An attacker inserts unauthorized code into a legitimate website to access the user's information to steal sensitive information like the user's passwords and credit card details.
32. Eavesdropping Attacks
An attacker intercepts communication between two parties to access sensitive information.
33. Birthday Attack
A cryptographic attack exploits the birthday paradox to access a collision in a hash function. The attacker successfully generates two inputs to get the same output hash value. This can be used to compromise to bypass access controls.
34. Volume-Based Attacks
The attacker floods a system with heavy data to make it inaccessible to legitimate users. For instance, DDoS attacks in which various compromised computers flood a specific website with traffic to crash it.
35. Protocol Attacks:
Exploits vulnerabilities in network protocols to gain unauthorized access to a system or disrupt its regular operation. Examples include the(TCP) SYN Flood attack and the Internet Control Message Protocol (ICMP) Flood attack.
36. Application Layer Attacks
Targets the application layer of a system, aiming to exploit vulnerabilities in applications or web servers.
37. Dictionary Attacks
An attacker attempts to guess a user's password by trying a list of common words. This attack becomes successful because many users use weak or easy passwords.
Malicious software can replicate itself and spread to other computers.

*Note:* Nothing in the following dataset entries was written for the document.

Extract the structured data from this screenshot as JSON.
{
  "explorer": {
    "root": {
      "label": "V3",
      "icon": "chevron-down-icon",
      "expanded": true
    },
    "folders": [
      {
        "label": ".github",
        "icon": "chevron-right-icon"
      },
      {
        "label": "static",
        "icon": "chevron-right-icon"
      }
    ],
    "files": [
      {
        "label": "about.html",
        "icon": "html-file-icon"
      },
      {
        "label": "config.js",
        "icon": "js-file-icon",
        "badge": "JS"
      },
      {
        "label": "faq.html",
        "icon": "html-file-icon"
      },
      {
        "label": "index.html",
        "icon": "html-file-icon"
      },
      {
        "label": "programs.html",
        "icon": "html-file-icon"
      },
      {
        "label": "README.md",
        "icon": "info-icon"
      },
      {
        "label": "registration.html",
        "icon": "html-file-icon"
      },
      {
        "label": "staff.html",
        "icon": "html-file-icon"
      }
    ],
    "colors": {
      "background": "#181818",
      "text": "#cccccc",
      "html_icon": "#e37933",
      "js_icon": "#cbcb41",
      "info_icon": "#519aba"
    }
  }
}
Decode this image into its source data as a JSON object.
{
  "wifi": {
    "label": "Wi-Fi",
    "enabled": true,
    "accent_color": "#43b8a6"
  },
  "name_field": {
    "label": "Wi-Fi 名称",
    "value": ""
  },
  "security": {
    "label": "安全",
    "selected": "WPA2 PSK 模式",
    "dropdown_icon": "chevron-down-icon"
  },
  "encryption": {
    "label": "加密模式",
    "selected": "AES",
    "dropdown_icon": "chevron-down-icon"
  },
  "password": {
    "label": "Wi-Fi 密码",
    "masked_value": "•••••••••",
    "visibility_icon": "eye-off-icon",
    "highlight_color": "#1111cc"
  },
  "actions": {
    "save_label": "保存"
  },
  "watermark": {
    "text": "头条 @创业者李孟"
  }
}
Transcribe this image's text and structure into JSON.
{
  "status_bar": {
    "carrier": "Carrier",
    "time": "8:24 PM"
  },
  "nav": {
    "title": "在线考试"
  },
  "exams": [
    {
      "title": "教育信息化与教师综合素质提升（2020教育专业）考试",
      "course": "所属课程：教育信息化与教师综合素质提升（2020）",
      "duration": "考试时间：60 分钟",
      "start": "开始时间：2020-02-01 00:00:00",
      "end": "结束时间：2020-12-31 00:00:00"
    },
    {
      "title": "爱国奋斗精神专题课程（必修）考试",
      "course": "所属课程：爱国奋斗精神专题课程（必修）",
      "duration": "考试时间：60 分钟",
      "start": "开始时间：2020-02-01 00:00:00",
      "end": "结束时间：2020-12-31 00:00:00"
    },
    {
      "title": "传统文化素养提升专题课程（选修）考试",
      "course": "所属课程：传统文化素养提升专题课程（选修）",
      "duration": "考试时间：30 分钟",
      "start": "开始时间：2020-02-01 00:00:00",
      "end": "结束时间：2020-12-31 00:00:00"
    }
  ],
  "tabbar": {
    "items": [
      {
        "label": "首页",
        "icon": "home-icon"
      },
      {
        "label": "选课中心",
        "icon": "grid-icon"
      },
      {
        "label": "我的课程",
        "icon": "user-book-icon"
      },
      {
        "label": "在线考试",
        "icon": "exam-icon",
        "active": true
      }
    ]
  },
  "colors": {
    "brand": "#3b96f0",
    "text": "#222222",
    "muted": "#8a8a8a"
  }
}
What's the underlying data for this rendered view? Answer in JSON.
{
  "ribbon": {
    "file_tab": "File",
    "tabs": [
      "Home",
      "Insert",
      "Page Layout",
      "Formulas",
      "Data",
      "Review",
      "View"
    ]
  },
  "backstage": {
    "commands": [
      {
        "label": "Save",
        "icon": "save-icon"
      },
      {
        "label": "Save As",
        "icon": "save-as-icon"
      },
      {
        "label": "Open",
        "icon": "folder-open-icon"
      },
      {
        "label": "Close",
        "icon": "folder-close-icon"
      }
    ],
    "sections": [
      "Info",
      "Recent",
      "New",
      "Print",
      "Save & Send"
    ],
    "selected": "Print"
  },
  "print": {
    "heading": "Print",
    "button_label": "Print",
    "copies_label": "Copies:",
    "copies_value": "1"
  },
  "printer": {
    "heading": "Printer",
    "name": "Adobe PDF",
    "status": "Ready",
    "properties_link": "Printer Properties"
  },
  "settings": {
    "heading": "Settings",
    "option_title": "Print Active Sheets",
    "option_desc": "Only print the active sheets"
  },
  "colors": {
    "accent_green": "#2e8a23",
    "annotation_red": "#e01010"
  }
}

Viruses can cause significant damage to systems, corrupt files, steal information, and more.
Replicates itself and spreads to other computers, but unlike viruses, worms don't require human interaction.
This vulnerability allows attackers to bypass standard authentication procedures and gain unauthorized access to a system or network.
These software programs automate network or internet tasks. They can be used for malicious purposes, such as Distributed Denial of Service (DDoS) attacks.
42. Business Email Compromise (BEC)
Targets businesses and organizations by using email. The attackers impersonate a trusted source to trick the victim into transferring funds or sensitive information to the attacker.
43. Cross-Site Scripting (XSS) Attacks
Targets web applications by injecting malicious code into a vulnerable website to steal sensitive information or to perform unauthorized attacks.
44. AI-Powered Attacks
Use artificial intelligence and machine learning to bypass traditional security measures.
Provide attackers privileged access to a victim's computer system. Rootkits can be used to hide other types of malware, such as spyware or keyloggers, and can be challenging to detect and remove.
Is malware designed to collect sensitive information from a victim's computer system. This can include passwords, credit card numbers, and other sensitive data.
47. Social Engineering
is a technique cybercriminals use to manipulate users to make them divulge sensitive information or perform actions that are not in their best interest.
Is a malware designed to capture keystrokes a victim enters on their computer system. This can include passwords, credit card numbers, and other sensitive data.